*** Opening of Information shown ***
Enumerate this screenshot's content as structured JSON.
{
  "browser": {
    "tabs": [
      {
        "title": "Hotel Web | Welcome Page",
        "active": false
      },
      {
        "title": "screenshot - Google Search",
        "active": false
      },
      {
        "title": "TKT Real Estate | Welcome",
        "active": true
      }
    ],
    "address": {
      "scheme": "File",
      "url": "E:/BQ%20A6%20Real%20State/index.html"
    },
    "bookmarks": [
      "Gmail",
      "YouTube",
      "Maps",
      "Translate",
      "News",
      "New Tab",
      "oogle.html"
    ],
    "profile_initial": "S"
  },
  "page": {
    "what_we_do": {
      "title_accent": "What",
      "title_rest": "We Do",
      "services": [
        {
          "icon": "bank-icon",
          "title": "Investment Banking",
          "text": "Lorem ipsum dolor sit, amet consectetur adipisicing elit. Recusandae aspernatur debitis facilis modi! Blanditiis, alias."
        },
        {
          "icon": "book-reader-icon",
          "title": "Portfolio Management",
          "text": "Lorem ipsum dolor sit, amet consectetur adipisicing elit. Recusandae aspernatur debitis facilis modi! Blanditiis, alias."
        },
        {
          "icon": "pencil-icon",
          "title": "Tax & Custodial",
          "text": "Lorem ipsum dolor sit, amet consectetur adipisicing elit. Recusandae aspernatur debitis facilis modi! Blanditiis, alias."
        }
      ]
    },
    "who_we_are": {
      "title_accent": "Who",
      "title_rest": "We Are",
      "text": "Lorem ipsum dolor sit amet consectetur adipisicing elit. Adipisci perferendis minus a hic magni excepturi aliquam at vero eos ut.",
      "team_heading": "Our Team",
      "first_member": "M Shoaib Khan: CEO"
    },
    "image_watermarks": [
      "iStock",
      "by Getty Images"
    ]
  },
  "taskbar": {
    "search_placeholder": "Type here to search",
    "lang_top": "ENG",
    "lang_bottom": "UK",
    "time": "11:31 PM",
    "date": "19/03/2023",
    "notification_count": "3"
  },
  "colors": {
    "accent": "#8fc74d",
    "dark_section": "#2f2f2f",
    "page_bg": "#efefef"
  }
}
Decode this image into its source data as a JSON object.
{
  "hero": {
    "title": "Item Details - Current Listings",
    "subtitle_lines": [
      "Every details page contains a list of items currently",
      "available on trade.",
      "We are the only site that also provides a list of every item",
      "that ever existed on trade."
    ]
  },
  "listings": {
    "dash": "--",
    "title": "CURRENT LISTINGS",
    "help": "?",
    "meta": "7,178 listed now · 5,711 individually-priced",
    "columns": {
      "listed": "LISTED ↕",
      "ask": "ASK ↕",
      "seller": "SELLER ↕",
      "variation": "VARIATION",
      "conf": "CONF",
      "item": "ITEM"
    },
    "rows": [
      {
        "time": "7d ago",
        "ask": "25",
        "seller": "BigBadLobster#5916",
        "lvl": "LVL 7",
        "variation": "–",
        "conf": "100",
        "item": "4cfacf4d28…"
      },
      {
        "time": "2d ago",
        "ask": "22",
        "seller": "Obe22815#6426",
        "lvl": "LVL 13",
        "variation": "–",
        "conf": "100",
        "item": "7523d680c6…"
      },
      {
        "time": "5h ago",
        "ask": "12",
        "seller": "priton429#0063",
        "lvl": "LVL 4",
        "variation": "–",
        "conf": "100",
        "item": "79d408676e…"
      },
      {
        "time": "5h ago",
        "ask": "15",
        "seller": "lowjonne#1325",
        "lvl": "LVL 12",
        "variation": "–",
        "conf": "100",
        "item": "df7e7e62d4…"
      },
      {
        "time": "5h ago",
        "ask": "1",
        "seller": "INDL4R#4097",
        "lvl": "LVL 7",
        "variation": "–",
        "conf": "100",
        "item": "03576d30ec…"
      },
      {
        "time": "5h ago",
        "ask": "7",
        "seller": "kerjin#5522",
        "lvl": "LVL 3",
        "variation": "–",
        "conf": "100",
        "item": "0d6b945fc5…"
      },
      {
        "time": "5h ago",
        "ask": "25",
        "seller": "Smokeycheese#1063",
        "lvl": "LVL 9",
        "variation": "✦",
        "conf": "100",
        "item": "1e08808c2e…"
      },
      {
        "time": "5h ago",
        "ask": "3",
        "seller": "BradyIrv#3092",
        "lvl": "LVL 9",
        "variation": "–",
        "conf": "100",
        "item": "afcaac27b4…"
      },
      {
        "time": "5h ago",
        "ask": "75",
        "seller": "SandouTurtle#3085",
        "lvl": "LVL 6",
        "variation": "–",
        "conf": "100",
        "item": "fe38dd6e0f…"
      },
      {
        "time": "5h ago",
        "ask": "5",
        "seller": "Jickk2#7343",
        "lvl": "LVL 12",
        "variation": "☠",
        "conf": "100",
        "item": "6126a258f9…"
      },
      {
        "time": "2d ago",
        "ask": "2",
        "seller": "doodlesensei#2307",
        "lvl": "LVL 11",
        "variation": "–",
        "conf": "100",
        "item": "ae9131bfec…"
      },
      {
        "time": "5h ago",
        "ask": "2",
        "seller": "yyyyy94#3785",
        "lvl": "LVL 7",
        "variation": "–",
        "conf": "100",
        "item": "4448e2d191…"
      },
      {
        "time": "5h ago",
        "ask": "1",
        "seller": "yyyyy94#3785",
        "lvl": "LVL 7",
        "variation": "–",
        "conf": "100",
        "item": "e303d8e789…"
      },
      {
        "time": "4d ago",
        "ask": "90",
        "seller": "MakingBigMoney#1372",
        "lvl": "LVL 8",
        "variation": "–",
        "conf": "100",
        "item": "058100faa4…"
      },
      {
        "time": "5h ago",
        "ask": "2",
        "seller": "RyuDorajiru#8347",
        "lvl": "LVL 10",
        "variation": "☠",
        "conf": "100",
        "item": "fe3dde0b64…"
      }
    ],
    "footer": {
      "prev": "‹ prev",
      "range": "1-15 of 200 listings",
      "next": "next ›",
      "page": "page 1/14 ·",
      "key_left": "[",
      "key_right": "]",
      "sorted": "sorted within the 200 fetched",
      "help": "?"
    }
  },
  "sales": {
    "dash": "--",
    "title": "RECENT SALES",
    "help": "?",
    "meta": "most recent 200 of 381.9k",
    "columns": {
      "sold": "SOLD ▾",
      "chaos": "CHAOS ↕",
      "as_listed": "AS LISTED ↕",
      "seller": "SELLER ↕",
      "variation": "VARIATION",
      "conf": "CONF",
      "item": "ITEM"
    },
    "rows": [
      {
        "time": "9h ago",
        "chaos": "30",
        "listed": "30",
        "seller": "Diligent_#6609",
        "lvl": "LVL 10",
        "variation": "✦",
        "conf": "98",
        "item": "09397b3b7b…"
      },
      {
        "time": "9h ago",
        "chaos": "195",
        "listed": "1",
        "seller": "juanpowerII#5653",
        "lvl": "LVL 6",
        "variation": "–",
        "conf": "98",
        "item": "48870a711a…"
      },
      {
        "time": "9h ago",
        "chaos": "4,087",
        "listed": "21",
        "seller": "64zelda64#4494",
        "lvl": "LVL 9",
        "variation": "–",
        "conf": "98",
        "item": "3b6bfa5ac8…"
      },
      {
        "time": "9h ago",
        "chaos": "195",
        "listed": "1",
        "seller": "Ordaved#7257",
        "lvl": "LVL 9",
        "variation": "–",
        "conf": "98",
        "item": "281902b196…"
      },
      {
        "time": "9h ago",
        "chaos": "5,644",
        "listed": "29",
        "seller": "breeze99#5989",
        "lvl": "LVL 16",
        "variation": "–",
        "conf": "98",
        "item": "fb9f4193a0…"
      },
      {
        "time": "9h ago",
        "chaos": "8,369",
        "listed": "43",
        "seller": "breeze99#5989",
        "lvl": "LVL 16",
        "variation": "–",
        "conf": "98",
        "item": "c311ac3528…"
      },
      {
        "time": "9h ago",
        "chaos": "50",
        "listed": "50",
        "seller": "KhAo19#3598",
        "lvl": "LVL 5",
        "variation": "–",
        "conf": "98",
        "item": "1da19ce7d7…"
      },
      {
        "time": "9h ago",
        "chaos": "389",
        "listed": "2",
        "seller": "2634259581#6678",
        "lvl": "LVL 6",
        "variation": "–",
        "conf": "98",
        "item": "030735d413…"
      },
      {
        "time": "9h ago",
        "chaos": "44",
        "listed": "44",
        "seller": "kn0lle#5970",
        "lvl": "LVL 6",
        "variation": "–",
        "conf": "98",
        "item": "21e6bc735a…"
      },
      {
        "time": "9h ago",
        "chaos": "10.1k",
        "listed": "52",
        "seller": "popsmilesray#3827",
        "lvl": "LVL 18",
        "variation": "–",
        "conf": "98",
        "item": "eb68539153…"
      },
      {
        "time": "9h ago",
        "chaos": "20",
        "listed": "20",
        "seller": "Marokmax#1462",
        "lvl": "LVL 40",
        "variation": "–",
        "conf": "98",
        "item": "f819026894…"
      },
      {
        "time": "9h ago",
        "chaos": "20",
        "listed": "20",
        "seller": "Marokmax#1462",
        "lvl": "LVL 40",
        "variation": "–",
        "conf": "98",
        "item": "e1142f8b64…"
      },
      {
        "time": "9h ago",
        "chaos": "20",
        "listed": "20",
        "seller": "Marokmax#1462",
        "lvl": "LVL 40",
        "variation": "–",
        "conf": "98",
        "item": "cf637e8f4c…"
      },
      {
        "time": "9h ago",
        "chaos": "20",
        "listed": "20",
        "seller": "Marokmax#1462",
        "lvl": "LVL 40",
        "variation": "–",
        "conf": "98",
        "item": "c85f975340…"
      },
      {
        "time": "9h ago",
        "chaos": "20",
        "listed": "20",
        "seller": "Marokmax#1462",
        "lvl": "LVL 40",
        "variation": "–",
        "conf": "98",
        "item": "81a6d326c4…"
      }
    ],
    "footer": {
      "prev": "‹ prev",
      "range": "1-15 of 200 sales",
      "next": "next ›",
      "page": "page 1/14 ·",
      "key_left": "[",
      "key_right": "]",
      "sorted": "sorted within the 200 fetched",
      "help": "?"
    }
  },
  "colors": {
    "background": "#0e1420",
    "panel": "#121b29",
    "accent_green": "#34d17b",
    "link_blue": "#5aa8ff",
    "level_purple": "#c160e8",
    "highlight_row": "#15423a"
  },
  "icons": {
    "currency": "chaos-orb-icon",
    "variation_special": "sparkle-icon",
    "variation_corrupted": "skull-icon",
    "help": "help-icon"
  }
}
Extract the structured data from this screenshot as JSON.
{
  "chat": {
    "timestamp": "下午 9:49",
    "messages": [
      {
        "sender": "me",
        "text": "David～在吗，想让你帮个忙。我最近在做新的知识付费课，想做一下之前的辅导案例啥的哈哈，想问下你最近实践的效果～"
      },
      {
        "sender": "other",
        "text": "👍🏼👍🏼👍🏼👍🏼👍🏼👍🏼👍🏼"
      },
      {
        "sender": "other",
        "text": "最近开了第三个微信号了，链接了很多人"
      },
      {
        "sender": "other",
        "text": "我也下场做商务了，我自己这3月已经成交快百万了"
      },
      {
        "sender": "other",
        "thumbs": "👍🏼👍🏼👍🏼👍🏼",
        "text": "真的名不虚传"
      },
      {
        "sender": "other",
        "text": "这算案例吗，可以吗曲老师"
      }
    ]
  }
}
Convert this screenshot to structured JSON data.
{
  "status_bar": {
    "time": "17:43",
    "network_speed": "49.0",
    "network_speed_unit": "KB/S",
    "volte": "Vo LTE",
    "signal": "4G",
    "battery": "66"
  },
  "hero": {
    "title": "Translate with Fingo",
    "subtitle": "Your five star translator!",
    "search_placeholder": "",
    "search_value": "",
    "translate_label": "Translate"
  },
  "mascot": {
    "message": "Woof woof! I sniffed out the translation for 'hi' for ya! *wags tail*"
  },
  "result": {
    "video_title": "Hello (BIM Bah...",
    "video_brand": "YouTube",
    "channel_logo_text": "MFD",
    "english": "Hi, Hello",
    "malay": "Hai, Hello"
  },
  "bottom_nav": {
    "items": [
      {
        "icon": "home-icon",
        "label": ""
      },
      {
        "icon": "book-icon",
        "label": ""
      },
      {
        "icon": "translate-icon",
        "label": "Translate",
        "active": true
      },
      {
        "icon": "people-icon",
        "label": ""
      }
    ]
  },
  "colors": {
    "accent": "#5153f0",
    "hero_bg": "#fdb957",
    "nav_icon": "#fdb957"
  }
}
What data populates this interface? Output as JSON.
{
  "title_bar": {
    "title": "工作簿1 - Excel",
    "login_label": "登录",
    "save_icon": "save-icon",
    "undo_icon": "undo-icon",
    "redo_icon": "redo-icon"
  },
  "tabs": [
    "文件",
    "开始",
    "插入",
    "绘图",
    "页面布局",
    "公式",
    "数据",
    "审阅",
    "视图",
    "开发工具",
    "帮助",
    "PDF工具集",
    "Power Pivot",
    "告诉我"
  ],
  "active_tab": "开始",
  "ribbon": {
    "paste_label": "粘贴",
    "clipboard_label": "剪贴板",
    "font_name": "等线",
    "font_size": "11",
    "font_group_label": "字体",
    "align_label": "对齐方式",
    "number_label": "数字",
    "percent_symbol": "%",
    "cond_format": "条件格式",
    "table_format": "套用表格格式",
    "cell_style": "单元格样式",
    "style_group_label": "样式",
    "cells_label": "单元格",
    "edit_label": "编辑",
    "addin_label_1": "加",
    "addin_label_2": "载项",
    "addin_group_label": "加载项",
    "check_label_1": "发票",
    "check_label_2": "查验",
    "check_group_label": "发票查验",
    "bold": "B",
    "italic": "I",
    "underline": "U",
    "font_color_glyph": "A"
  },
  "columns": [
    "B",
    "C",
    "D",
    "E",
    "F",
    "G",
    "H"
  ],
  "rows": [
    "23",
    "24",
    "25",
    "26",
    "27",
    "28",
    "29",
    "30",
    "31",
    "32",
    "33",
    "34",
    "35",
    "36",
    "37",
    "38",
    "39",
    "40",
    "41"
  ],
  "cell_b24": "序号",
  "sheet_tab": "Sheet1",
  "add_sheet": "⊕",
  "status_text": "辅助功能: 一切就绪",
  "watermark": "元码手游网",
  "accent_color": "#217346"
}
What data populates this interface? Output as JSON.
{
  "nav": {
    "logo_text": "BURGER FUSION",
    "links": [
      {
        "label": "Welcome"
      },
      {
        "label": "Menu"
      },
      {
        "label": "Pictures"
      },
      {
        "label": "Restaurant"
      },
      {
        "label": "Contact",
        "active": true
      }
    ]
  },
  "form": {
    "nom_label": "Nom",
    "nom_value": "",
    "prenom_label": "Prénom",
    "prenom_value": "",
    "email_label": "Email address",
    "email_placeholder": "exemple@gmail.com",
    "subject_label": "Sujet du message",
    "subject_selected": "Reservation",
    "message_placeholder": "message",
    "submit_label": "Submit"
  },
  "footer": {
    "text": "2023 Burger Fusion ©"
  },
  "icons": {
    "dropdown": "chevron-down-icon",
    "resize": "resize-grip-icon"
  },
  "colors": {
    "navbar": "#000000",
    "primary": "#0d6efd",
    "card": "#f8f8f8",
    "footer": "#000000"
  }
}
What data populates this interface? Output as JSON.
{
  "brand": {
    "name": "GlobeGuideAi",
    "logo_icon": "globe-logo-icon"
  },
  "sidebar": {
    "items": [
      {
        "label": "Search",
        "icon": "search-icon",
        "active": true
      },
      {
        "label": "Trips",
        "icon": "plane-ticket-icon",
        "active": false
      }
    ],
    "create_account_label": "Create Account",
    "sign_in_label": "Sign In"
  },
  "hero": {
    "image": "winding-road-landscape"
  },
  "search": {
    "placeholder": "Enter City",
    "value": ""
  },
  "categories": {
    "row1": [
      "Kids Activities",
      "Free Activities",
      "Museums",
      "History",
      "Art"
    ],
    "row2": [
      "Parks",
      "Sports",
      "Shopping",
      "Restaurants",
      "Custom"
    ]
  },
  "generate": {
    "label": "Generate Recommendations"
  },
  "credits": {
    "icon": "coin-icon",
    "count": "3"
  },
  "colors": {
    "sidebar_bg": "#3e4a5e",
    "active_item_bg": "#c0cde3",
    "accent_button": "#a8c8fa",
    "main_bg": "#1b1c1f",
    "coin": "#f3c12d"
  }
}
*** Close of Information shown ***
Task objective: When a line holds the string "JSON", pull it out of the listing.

Answer for this exercise:
Enumerate this screenshot's content as structured JSON.
Decode this image into its source data as a JSON object.
Extract the structured data from this screenshot as JSON.
Convert this screenshot to structured JSON data.
What data populates this interface? Output as JSON.
What data populates this interface? Output as JSON.
What data populates this interface? Output as JSON.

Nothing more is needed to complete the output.